Task brief
Tally the lines below that contain the word "username", then give the tally and nothing more.

Source material

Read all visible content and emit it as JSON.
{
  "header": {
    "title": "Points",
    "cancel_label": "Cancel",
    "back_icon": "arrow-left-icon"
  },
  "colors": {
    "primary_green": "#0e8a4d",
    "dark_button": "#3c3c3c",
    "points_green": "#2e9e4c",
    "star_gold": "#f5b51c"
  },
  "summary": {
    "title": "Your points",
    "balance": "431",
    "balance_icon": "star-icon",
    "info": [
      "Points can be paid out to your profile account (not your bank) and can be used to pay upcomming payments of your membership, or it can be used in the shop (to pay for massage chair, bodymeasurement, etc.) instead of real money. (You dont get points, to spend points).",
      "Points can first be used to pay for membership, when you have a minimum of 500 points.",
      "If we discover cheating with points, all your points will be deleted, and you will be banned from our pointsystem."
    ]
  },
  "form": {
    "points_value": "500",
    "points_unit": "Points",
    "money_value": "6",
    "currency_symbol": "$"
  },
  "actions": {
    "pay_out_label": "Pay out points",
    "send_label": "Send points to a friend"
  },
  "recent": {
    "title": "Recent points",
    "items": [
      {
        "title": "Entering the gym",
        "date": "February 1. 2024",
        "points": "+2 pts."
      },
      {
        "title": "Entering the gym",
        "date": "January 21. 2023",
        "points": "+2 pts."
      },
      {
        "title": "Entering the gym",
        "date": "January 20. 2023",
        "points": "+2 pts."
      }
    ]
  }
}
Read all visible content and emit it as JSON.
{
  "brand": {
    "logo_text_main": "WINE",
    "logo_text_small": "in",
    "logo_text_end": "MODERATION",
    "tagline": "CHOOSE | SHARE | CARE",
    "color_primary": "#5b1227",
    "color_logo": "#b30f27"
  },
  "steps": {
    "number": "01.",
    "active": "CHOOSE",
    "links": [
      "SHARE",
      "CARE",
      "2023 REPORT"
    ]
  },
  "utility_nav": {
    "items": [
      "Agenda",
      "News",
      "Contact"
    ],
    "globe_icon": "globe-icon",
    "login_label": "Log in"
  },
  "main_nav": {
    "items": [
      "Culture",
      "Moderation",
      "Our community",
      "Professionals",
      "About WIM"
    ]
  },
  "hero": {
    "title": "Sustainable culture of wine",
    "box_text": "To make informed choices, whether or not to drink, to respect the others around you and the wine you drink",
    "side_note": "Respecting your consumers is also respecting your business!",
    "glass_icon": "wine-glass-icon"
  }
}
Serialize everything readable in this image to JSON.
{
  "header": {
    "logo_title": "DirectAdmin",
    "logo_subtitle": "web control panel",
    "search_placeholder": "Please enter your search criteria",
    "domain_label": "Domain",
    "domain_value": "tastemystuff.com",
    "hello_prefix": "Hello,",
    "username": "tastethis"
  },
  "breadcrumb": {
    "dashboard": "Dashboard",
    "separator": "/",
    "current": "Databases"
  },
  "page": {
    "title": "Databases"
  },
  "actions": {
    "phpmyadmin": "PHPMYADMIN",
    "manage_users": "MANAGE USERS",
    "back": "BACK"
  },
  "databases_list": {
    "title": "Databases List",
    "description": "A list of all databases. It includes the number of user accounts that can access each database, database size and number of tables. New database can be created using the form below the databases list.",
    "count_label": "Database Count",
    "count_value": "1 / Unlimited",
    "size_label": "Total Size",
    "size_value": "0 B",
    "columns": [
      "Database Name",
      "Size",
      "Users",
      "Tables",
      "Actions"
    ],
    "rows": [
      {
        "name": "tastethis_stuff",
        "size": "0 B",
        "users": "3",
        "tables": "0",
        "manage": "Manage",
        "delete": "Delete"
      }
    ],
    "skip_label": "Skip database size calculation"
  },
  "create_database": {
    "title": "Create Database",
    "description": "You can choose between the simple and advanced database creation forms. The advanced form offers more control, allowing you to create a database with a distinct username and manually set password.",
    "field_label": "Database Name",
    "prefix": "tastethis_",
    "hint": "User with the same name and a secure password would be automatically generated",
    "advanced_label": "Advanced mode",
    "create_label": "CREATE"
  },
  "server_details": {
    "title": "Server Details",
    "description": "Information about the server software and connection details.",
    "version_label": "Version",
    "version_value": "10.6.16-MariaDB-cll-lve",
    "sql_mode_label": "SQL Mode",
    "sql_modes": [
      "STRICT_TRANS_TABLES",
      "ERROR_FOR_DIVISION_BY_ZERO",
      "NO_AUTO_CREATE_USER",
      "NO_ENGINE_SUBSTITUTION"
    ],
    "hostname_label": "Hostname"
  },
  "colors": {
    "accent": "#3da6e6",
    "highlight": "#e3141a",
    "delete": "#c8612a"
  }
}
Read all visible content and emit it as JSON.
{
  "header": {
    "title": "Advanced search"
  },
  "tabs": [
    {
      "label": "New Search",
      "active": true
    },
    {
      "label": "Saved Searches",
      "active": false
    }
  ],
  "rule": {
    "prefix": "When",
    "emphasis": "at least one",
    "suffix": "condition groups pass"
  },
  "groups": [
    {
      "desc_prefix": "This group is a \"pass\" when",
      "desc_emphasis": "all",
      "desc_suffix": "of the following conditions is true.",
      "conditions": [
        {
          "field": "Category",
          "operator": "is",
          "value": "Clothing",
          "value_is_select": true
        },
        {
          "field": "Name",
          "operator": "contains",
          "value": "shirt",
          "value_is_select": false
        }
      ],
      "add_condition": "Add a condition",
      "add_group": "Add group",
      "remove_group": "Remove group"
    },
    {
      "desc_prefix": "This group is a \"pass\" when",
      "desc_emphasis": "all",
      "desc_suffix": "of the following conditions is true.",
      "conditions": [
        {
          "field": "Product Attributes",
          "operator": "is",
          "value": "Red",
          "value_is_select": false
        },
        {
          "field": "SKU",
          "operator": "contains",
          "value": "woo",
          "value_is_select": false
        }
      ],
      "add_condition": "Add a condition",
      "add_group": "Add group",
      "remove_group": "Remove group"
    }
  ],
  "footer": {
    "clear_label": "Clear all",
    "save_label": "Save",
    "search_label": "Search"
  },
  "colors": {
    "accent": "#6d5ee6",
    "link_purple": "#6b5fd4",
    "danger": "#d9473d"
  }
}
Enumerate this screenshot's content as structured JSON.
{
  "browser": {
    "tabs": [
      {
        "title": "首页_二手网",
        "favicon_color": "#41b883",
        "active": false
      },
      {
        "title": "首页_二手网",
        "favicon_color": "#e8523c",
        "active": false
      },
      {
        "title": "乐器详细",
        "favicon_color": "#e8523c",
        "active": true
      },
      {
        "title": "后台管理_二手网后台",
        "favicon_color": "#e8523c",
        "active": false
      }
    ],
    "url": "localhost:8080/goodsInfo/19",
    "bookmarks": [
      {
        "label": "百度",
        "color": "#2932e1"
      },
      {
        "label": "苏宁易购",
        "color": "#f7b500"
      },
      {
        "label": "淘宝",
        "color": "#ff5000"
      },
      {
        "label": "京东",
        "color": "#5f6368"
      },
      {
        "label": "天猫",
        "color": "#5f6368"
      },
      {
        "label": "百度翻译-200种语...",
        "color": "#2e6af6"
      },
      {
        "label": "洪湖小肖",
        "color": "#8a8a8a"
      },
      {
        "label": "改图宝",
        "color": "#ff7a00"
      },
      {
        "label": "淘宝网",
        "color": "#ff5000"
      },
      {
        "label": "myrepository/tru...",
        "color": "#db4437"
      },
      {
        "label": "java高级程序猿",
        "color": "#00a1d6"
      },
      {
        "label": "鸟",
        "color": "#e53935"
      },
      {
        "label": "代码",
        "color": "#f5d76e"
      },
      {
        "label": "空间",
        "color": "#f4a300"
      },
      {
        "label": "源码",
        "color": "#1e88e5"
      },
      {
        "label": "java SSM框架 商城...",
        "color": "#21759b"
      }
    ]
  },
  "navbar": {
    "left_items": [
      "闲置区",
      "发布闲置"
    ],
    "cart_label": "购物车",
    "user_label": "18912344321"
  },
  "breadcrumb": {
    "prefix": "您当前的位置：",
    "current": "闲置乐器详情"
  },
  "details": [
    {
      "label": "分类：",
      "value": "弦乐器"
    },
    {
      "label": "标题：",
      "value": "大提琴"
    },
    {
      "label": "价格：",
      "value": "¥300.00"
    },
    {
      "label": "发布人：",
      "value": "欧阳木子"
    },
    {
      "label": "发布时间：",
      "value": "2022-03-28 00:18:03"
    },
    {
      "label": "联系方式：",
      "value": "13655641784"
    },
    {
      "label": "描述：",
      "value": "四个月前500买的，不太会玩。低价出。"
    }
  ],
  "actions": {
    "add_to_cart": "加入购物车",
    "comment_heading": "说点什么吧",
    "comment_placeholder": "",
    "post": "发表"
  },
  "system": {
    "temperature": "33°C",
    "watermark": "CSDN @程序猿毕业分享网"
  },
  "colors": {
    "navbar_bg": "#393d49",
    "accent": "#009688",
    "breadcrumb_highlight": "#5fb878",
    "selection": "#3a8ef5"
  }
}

Result below
2